Nurse Ratched  becomes a metaphor for the corrupting influence of institutional power and authority.  And in Ratched, almost everyone is amoral.  Mildred’s co-worker and adversary, Nurse Betsy Bucket (the terrific Judy Davis), has the same ice-cold authoritarian blood. And Edmund, Mildred’s brother (Finn Wittrock), is both the embodiment of evil and a hopelessly wounded victim.   

The second half of the mini-series stands in stark contrast to the first.  In Episode 5 the story goes into a dizzying spiral downward in both plot and structure.  Charlotte Wells (the astonishing actor  Sophie Okonedo) is a patient being treated for severe multiple personality disorder. Why she is introduced and so poorly interwoven with the other characters is puzzling.  Okonedo, in a role not worthy of her in spite of sensational acting,   unravels the first half of what otherwise would have been an extraordinarily riveting narrative.  The first four episodes could stand alone as a far more integrated whole.  

Conclusion:  Watch for a very exciting story for the first half.  Stop if you don’t have time or the inclination to finish what is a very disappointing downhill narrative .

Marcella –Battling Inner Demons

 

Marcella series

Promoted as a Scandinavian noir detective series on the streets of Britain, Marcella is written and directed and produced by Swedish screenwriter Hans Rosenfeldt, creator of The Bridge. Two seasons on Netflix, Marcella  delves into the psychology of a deeply troubled London detective.

In Season One Marcella Backland (Anna Friel) investigates a cold case involving a serial killer who appears to have become active again. At the same time Marcella also has to deal with her disintegrating personal life, where her husband, Jason (Nicholas Pinnock), has made the decision to leave her and take their two children into his custody. In addition, her soon-to-be ex-husband is suspected of being involved with the murder of his former girlfriend, Grace. Due to traumatic blackouts Marcella cannot recall her own confrontation with Grace.

 In Season Two Marcella investigates a pedophile, who has victimized and murdered her young son’s best friend and other young boys and girls. The suspects include an arrogant millionaire, a 1970s rock star with dementia, and his talent agent. Her estranged feckless husband has become engaged to a nurse, putting their children in the middle of an ugly custody battle. Marcella’s blackouts continue, and she seeks counseling to help her remember –under hypnosis–what happens.

Both seasons of Marcella delve into the psychology of a deeply troubled and flawed character, whom some viewers will find difficult to empathize with. Tortured and battling her own demons while trying to solve some of the most gruesome crimes on the streets of London, Marcella is challenged by doubt and “impostor syndrome”, not believing in her own capabilities to discover the murderers.

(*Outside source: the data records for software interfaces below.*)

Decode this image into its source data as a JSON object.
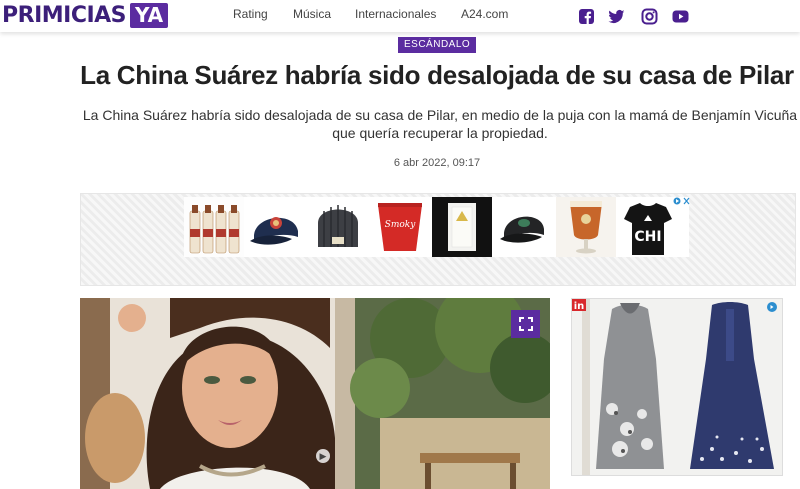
{
  "header": {
    "logo_text": "PRIMICIAS",
    "logo_badge": "YA",
    "nav": [
      "Rating",
      "Música",
      "Internacionales",
      "A24.com"
    ],
    "social_icons": [
      "facebook-icon",
      "twitter-icon",
      "instagram-icon",
      "youtube-icon"
    ]
  },
  "article": {
    "category": "ESCÁNDALO",
    "title": "La China Suárez habría sido desalojada de su casa de Pilar",
    "subtitle": "La China Suárez habría sido desalojada de su casa de Pilar, en medio de la puja con la mamá de Benjamín Vicuña que quería recuperar la propiedad.",
    "date": "6 abr 2022, 09:17"
  },
  "ads": {
    "strip_products": [
      "bottles",
      "cap-navy",
      "beanie-grey",
      "cup-red",
      "glass-white",
      "cap-black",
      "beer-glass",
      "chi-shirt"
    ],
    "cup_text": "Smoky",
    "chi_text": "CHI",
    "side_brand": "in"
  },
  "colors": {
    "brand": "#5b2ca0",
    "logo_text": "#3c1f7a"
  }
}
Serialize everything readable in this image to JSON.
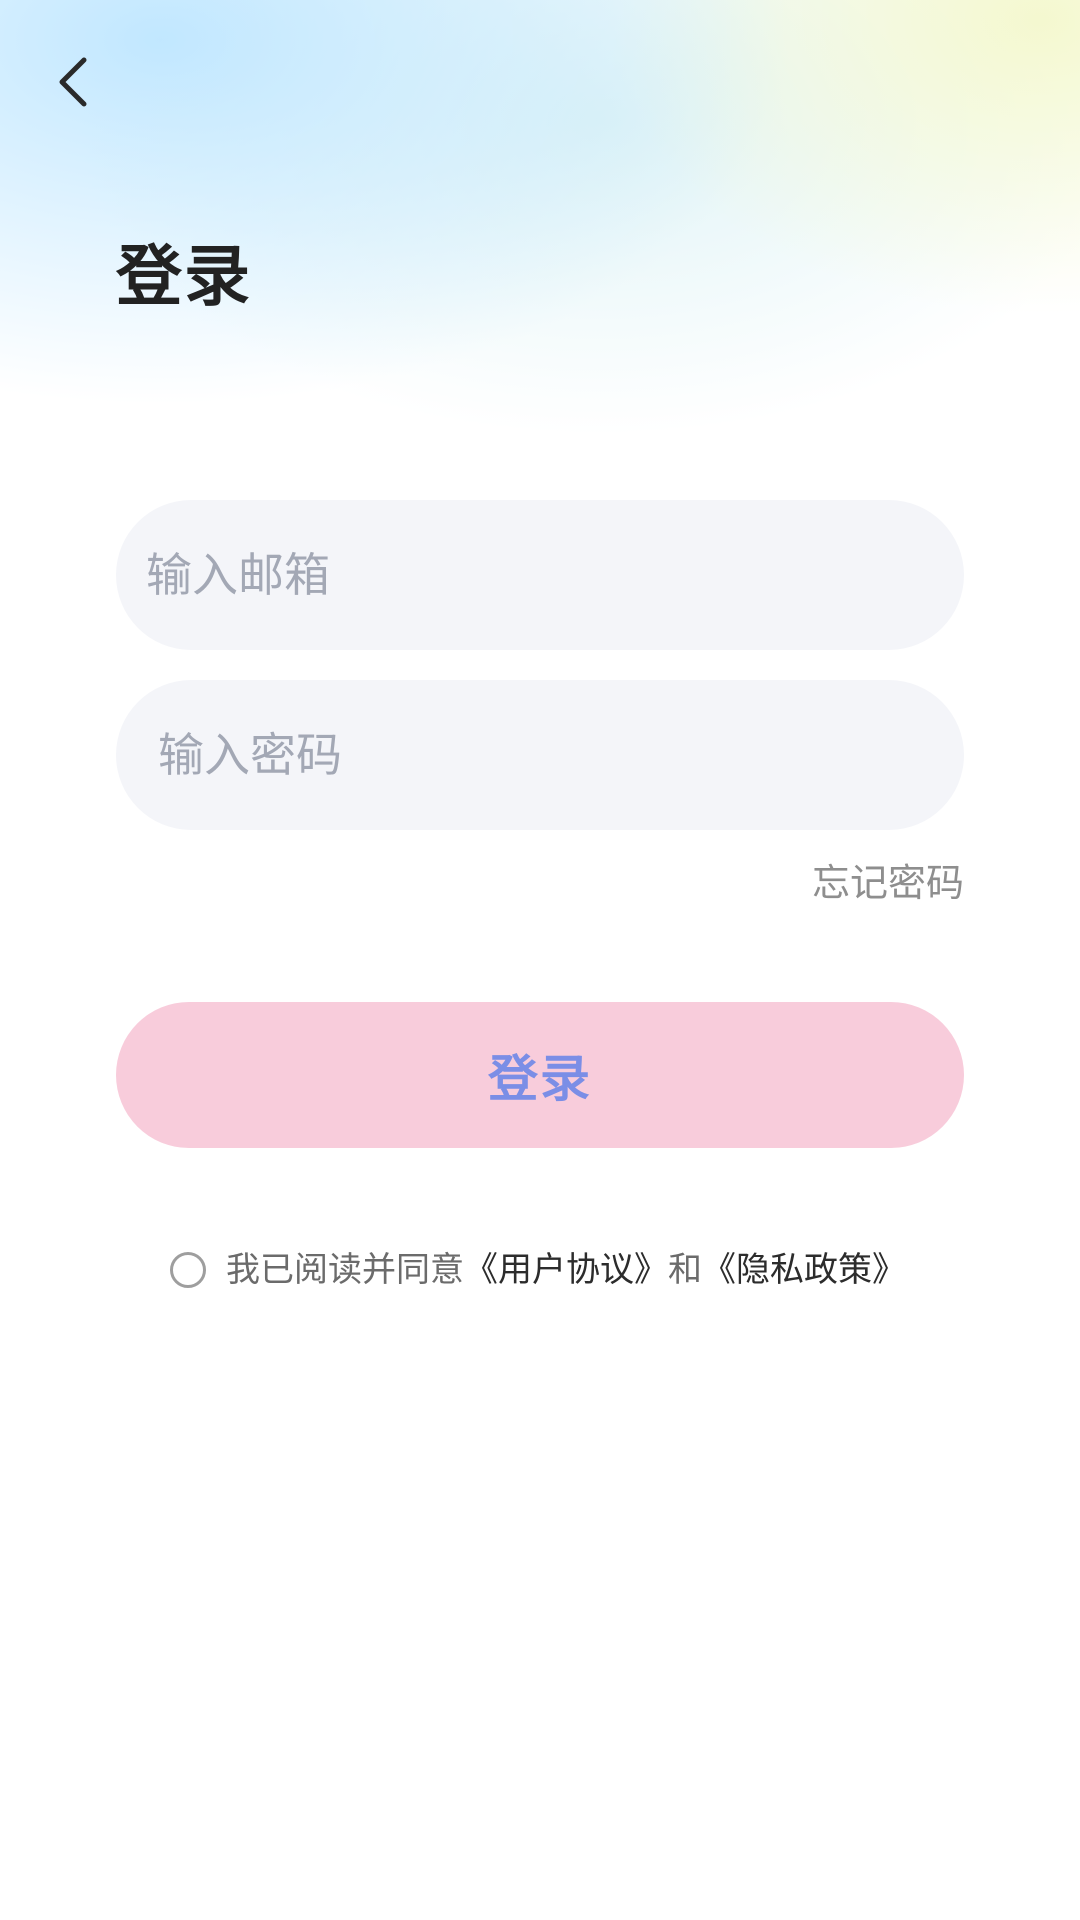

In the final episode of Season Two we see Marcella end her denial, admit she is not well, and descend into an abyss. We are waiting to see how she claws her way out in the projected Season Three.

In 2017, Friel was awarded the International Emmy Award for Best Actress. The structure of the narratives in Marcella are so complex that a second viewing is recommended. Could the narratives have been clearer? Yes, but still not so convoluted as to pass on this one. Not as riveting as The Bridge in several of its versions, but nonetheless highly original and psychologically riveting.